__What to do__: Without the pictures, output the records below word for word.

(Supplied material)

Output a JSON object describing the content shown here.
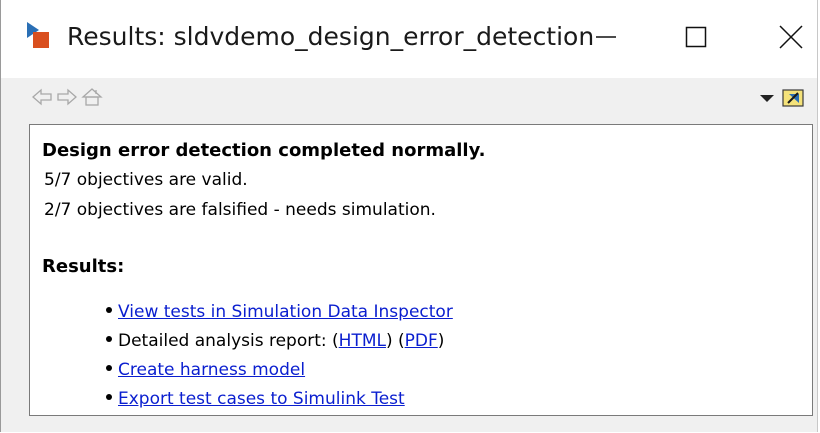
{
  "window": {
    "title": "Results: sldvdemo_design_error_detection"
  },
  "toolbar": {
    "back_icon": "back-arrow-icon",
    "forward_icon": "forward-arrow-icon",
    "home_icon": "home-icon",
    "dropdown_icon": "dropdown-triangle-icon",
    "dock_icon": "dock-icon"
  },
  "content": {
    "headline": "Design error detection completed normally.",
    "lines": [
      "5/7 objectives are valid.",
      "2/7 objectives are falsified - needs simulation."
    ],
    "results_heading": "Results:",
    "items": [
      {
        "link": "View tests in Simulation Data Inspector"
      },
      {
        "text": "Detailed analysis report: (",
        "link_html": "HTML",
        "mid": ") (",
        "link_pdf": "PDF",
        "end": ")"
      },
      {
        "link": "Create harness model"
      },
      {
        "link": "Export test cases to Simulink Test"
      }
    ]
  },
  "colors": {
    "link": "#0a1ecf",
    "background": "#f0f0f0",
    "titlebar": "#ffffff"
  }
}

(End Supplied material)

__Your response__:
Output a JSON object describing the content shown here.
{
  "window": {
    "title": "Results: sldvdemo_design_error_detection"
  },
  "toolbar": {
    "back_icon": "back-arrow-icon",
    "forward_icon": "forward-arrow-icon",
    "home_icon": "home-icon",
    "dropdown_icon": "dropdown-triangle-icon",
    "dock_icon": "dock-icon"
  },
  "content": {
    "headline": "Design error detection completed normally.",
    "lines": [
      "5/7 objectives are valid.",
      "2/7 objectives are falsified - needs simulation."
    ],
    "results_heading": "Results:",
    "items": [
      {
        "link": "View tests in Simulation Data Inspector"
      },
      {
        "text": "Detailed analysis report: (",
        "link_html": "HTML",
        "mid": ") (",
        "link_pdf": "PDF",
        "end": ")"
      },
      {
        "link": "Create harness model"
      },
      {
        "link": "Export test cases to Simulink Test"
      }
    ]
  },
  "colors": {
    "link": "#0a1ecf",
    "background": "#f0f0f0",
    "titlebar": "#ffffff"
  }
}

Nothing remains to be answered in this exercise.